Securing a Visa
Prior to beginning their studies, students who are not U.S. citizens or green card holders must secure a visa. Most such students will need an F-1 or J-1 visa. The Office for International Services (OIS) can help students determine which visa is appropriate for their situation. The process for securing a visa should be completed as early as possible after a student accepts the offer of admission at a Law School as students frequently encounter visa. Students who have previously deferred their admission must obtain a new Form I-20 or DS-2019
A good idea for the student is to go the the U.S. Department of State website and look at the requirements for the two types of visas and which one applies to you. Here is the link to the Department of State website, where they have information about the F1 and J1 visas: http://travel.state.gov/visa/temp/types/types_1286.html.
An F1 allows 12 months of “Optional Practical Training” before and / or after graduation; a J-1 allows 18 months of “Academic Training” before and / or after graduation. J1 has a residency requirement. The downside of the J1 visa is that the student cannot re-enter the US for two years after the visa has expired.
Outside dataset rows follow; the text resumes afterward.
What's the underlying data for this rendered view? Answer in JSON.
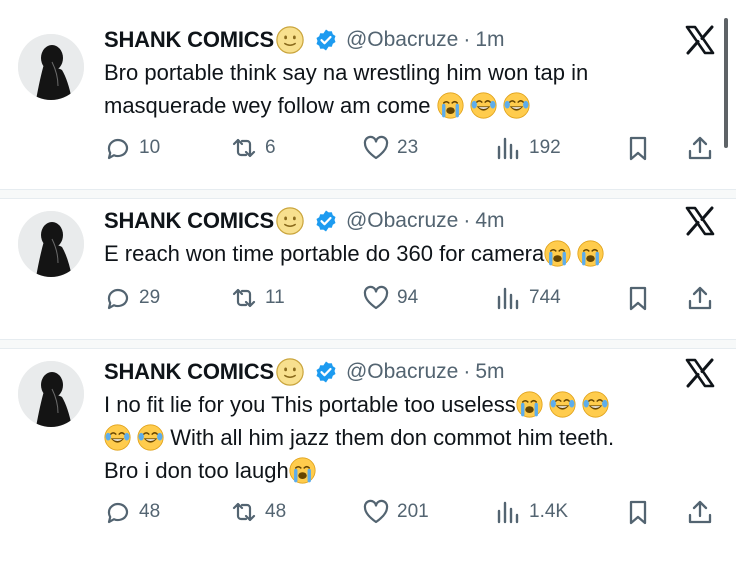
{
  "tweets": [
    {
      "name": "SHANK COMICS",
      "handle": "@Obacruze",
      "sep": "·",
      "time": "1m",
      "text_lines": [
        "Bro portable think say na wrestling him won tap in",
        "masquerade wey follow am come"
      ],
      "counts": {
        "replies": "10",
        "reposts": "6",
        "likes": "23",
        "views": "192"
      }
    },
    {
      "name": "SHANK COMICS",
      "handle": "@Obacruze",
      "sep": "·",
      "time": "4m",
      "text_lines": [
        "E reach won time portable do 360 for camera"
      ],
      "counts": {
        "replies": "29",
        "reposts": "11",
        "likes": "94",
        "views": "744"
      }
    },
    {
      "name": "SHANK COMICS",
      "handle": "@Obacruze",
      "sep": "·",
      "time": "5m",
      "text_lines": [
        "I no fit lie for you This portable too useless",
        "With all him jazz them don commot him teeth.",
        "Bro i don too laugh"
      ],
      "counts": {
        "replies": "48",
        "reposts": "48",
        "likes": "201",
        "views": "1.4K"
      }
    }
  ],
  "icons": {
    "header_emoji": "slightly-smiling-face-emoji",
    "verified": "verified-badge-icon",
    "platform": "x-logo-icon",
    "reply": "reply-icon",
    "repost": "repost-icon",
    "like": "heart-icon",
    "views": "views-icon",
    "bookmark": "bookmark-icon",
    "share": "share-icon",
    "crying": "loudly-crying-face-emoji",
    "laughing": "tears-of-joy-emoji"
  },
  "colors": {
    "verified": "#1d9bf0",
    "muted": "#536471",
    "text": "#0f1419"
  }
}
You can still re-enter US in 2 years after the J1 visa expires for leisure / business (like B1 / B2 visa) but you cannot re-enter US to reside there.
There’s no really choice between F1/J1. If your study is sponsored by US Government (or enter US by sponsor listed here: http://j1visa.state.gov/participants/how-to-apply/sponsor-search/) then you’ll be at J1. Your sponsor will tell you that you have to get J1 visa, so you won’t be confused if you have to acquire one.
If you study in the U.S. with other means (self-funded, scholarship other than J1 designated sponsor) then the student will need the F1 Visa. To get J1 one will need to get form DS2019 from the sponsor, however with an F1 one will need to have to get an I20 from the University.